  5. Find a reusable water bottle that you enjoy drinking from. That sounds strange but in my experience, I enjoy drinking from a straw more than a contraption I have to open up each time. You do you, but find one you can drink lots of water from consistently.
  6. Skipping breakfast is a sure fire way to make my day much more difficult. Plan it and enjoy it. I thrive on make ahead/grab and go options such as overnight oats or hardboiled eggs.
  7. I’m convinced this is pretty much the answer to everything. Your body was meant to be in motion, so keep it in motion. Make this part of your regular routine. I have found activities I enjoy such as yoga, exercise classes and walking that I do on specific days of the week. If my schedule changes, I find the time for a walk at the very least. Aerobic activity (walk, bike, elliptical, etc.) has been found to help with migraine management when performed 3-4 times per week for 20-30 min sessions. If you are just starting out with exercise, start here! Regular physical activity also promotes better night time sleep. Remember how we talked about sleep? More exercise = better sleep. Better sleep = less migraines.. See where I’m going with this? Go for that walk!
  8. Spoon theory for management of chronic health conditions. (Google it for specifics) The basic premise here is that you only have so much energy to spend in one day. If you spend too much energy today, you end up spending some of the energy meant for tomorrow. This means you have less energy to devote to tomorrow’s tasks and end up feeling worse tomorrow because of what you did today. This takes some practice and planning- I find looking at the week ahead and scheduling additional tasks, errands, etc. evenly helps me from overdoing it on any given day. I also find that making a to-do list with “must-dos” and “would be nice to dos” can be helpful. Should I feel more symptomatic that day, the “would be nice to dos” automatically get moved off of today and onto tomorrow.
  9. Too much computer work without enough rest breaks is a common precursor for neck pain and postural issues.
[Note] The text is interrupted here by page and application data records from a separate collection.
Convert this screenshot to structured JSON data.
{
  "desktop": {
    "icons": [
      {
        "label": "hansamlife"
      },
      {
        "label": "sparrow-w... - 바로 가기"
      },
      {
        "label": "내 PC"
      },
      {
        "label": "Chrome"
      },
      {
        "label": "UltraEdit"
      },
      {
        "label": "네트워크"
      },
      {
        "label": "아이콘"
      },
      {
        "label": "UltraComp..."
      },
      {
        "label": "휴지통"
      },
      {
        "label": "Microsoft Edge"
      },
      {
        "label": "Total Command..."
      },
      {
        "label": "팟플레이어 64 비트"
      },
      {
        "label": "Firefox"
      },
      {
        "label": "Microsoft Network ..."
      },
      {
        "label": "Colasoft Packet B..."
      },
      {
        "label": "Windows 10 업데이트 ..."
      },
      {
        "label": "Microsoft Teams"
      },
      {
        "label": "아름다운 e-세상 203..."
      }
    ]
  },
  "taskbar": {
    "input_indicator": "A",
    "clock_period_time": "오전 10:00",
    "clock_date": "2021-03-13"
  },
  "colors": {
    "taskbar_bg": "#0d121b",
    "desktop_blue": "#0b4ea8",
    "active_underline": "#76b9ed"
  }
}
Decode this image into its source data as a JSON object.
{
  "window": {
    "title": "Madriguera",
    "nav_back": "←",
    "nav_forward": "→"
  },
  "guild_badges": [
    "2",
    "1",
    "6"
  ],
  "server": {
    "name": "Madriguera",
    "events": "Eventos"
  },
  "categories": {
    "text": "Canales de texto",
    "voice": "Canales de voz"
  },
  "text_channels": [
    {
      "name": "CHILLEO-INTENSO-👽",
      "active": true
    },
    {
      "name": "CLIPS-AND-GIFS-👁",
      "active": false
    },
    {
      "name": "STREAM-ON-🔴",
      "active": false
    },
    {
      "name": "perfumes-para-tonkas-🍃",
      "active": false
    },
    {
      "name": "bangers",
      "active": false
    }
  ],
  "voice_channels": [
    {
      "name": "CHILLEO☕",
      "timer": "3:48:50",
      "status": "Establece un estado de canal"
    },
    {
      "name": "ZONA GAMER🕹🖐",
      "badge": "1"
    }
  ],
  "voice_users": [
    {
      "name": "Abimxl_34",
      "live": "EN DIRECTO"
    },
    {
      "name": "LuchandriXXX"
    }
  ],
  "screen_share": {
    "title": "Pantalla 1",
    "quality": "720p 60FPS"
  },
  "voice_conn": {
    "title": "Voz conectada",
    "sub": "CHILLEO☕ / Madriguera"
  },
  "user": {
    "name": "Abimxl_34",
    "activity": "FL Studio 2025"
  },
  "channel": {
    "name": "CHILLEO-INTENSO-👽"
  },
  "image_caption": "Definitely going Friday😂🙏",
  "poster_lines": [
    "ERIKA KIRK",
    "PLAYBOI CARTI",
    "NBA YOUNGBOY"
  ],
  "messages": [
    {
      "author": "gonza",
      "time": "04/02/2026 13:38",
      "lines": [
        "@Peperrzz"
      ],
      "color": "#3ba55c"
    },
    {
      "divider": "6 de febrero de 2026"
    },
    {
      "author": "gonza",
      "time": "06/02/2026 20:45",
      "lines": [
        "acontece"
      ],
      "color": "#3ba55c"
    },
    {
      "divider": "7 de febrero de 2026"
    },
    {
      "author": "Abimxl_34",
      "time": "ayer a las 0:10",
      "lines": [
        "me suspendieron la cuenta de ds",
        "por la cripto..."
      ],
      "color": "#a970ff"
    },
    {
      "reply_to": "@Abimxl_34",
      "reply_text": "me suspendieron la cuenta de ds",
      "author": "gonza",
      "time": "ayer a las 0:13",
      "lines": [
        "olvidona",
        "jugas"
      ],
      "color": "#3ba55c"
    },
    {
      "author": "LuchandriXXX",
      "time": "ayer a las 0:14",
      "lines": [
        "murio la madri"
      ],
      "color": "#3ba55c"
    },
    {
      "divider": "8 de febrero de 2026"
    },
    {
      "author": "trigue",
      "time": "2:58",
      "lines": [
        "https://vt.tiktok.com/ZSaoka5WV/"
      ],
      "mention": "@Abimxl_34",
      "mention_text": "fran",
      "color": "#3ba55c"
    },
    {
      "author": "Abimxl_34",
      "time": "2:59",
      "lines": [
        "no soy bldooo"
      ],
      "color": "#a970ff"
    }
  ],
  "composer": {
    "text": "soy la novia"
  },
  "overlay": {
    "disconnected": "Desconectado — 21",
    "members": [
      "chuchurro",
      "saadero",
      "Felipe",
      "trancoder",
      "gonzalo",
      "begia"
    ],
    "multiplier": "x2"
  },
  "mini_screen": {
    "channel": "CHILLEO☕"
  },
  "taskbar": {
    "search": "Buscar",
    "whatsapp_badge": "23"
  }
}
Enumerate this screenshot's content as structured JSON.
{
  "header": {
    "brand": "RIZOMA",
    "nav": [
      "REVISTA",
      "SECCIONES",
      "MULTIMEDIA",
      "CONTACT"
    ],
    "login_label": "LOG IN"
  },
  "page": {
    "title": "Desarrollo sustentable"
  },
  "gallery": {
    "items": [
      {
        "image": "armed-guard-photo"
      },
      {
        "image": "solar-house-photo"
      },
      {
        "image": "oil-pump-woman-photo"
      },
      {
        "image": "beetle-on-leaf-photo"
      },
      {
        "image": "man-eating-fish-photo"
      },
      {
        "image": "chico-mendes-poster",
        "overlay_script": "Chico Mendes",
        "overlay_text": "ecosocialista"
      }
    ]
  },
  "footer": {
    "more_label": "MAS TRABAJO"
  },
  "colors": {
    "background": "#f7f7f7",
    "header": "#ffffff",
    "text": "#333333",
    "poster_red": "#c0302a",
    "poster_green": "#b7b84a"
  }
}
Your upper cervical spine takes the brunt of these improper postural positions and is also a large contributor to migraine episodes. Be diligent about good posture!
  10. Talk to your doctor before beginning any supplements. My personal regimen (developed through recommendations at continuing education courses, discussions with my doctor, reading other blogs and talking with others with migraine) is as follows:

CoQ10 200 mg
Vitamin B2 (Riboflavin) 100 mg
Magnesium L-Threonate 2000mg

As strange as it sounds, I think it has been a blessing to have been diagnosed with vestibular migraine. While I cannot say I enjoy the symptoms, it has forced me to live a more balanced lifestyle and be more aware of how things like stress, anxiety and lack of sleep can affect my function. I have also been able to be a more empathetic vestibular therapist as I can truly relate to, problem solve with and cheer on my patients who are on this same journey of vestibular disorder management. My patients have also taught me many things about my own symptoms through their experiences. If you are reading this with a new diagnosis of vestibular migraine, know that management is absolutely possible.



andreaAndrea has been working in vestibular rehabilitation for most of her career and has a particular interest in working with patients who have vestibular migraine and concussion management. She is involved in the APTA’s vestibular special interest group as part of the Abstract of the Week Committee and has participated in a podcast utilized for training. Andrea enjoys educating patients and family about their specific diagnosis, about the vestibular system and the complex balance system and how therapy can help them return to their active lifestyle. When she is not working, Andrea enjoys spending time with her family, two kids, being outdoors, and traveling.